Since the time of Johannes Gutenberg, publishers have held the key to the kingdom. As an author, you or your agent must polish your proposal or manuscript (or both) until it gleams in order to get noticed. You’ll be asked to simultaneously differentiate your book and point to similar titles that have met with success.
Publishing is a tough and risky business. Typically, a book’s publisher takes on most of the financial risk—the book’s editorial development, cover and interior design, printing, shipping, marketing, publicity, and warehousing—and hopes it finds its market and sells. If a bricks-and-mortar bookseller purchases 500 copies of the book wholesale and only sells 200 copies, the bookseller can return the other 300 copies and get every penny paid for them back from the publisher. At any time.

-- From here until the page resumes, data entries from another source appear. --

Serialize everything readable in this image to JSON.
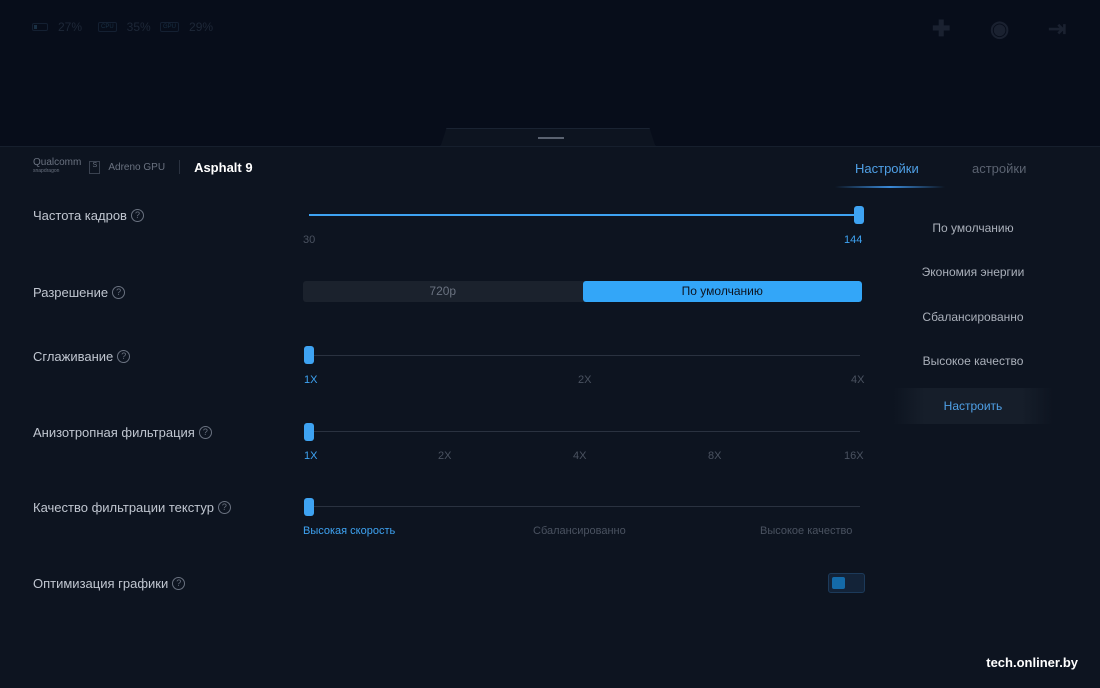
{
  "status": {
    "battery": "27%",
    "cpu_chip": "CPU",
    "cpu": "35%",
    "gpu_chip": "GPU",
    "gpu": "29%"
  },
  "header": {
    "brand": "Qualcomm",
    "brand_sub": "snapdragon",
    "gpu": "Adreno GPU",
    "game": "Asphalt 9",
    "tab_active": "Настройки",
    "tab_other": "астройки"
  },
  "settings": {
    "fps": {
      "label": "Частота кадров",
      "min": "30",
      "max": "144",
      "value": 144
    },
    "resolution": {
      "label": "Разрешение",
      "options": [
        "720p",
        "По умолчанию"
      ],
      "selected": "По умолчанию"
    },
    "aa": {
      "label": "Сглаживание",
      "ticks": [
        "1X",
        "2X",
        "4X"
      ],
      "selected": "1X"
    },
    "aniso": {
      "label": "Анизотропная фильтрация",
      "ticks": [
        "1X",
        "2X",
        "4X",
        "8X",
        "16X"
      ],
      "selected": "1X"
    },
    "texture": {
      "label": "Качество фильтрации текстур",
      "ticks": [
        "Высокая скорость",
        "Сбалансированно",
        "Высокое качество"
      ],
      "selected": "Высокая скорость"
    },
    "optimize": {
      "label": "Оптимизация графики",
      "enabled": true
    }
  },
  "presets": [
    "По умолчанию",
    "Экономия энергии",
    "Сбалансированно",
    "Высокое качество",
    "Настроить"
  ],
  "preset_selected": "Настроить",
  "help": "?",
  "watermark": "tech.onliner.by"
}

Thus, the decision to acquire a book isn’t made lightly. A publisher must be convinced, either by the author or agent, that the book has a message or valuable content that readers are willing to pay for. Each year, more than 300,000 new books are published in print by trade publishers. (Virtually all of them are also available as eBooks.) Publishers must be confident that the books they acquire will be able to stand out in such an enormous competitive field and find a market.
Let’s say you manage to do just that, and your book is acquired by a trade book publisher. It will be edited, packaged, and marketed by that publisher, and you may well not agree with many of the decisions that are made. Its title will likely be changed. You might get an advance on your royalties, or you might not. And those royalties will probably be somewhere between 8 and 15 percent of the publisher’s net sales, which means based on roughly half the cover price. (In some genres, like romance, you might be looking at more like 5 percent.) Those royalty payments will only come two to four times a year, or not at all if you don’t earn enough royalties to make back an advance.

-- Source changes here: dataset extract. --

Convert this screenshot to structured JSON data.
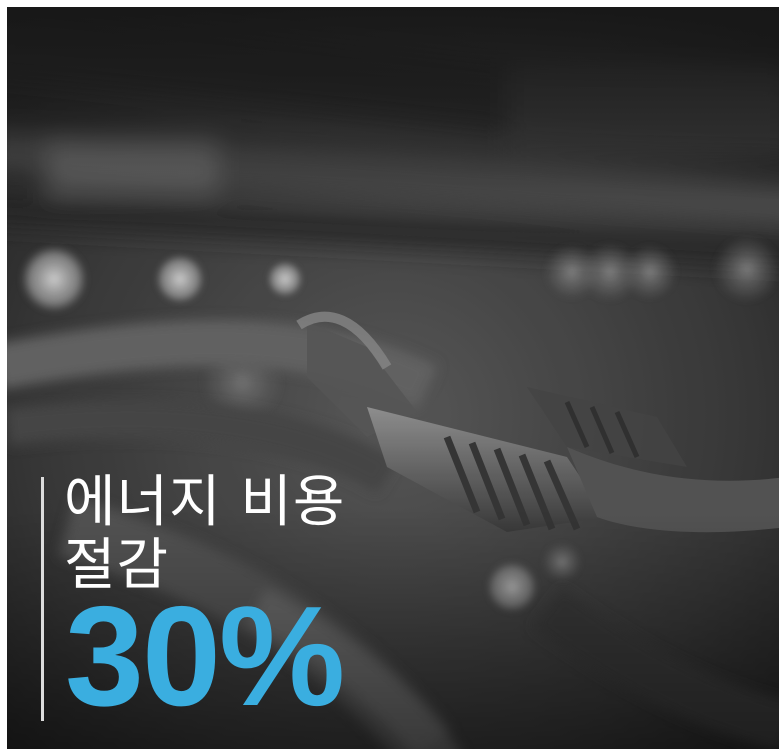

Some authors write books that sell millions of copies. Even 5 percent of half the cover price of millions of books is a lot of money.
But let’s be honest. The vast majority of books acquired by publishers do not. The average nonfiction book published by a trade publisher sells around 2,000 copies over its publication lifecycle. You can do the math: Let’s say your book has a cover price of $19.95. Its wholesale price would be about $10. If you’re fortunate enough to get a top royalty of 15 percent, that means you’d get $1.50 per book sold. If only 2,000 copies of your book are sold, that’s $3,000—over the entire publication lifecycle.
Self-publishing has shattered this paradigm. If you’re dipping your toe in the self-publishing market—perhaps after getting shut down by trade publishers or being appalled by the financial realities of a publisher’s offer—you need to know about all the risks and all the potential benefits.
To start your journey, check out my follow-up posts, The Challenges of Self-Publishing: Why So Many Indie Authors End Up on Amazon or iBooks and Self-Publishing an eBook: To Amazon or Not to Amazon?
Perrin Davis is a veteran professional book editor and the founder of Three Muses Creative, a self-publishing consultancy. Three Muses offers cradle-to-Kindle (or iPad!) self-publishing services, including all levels of editorial development, consulting, and direct-sales author website creation.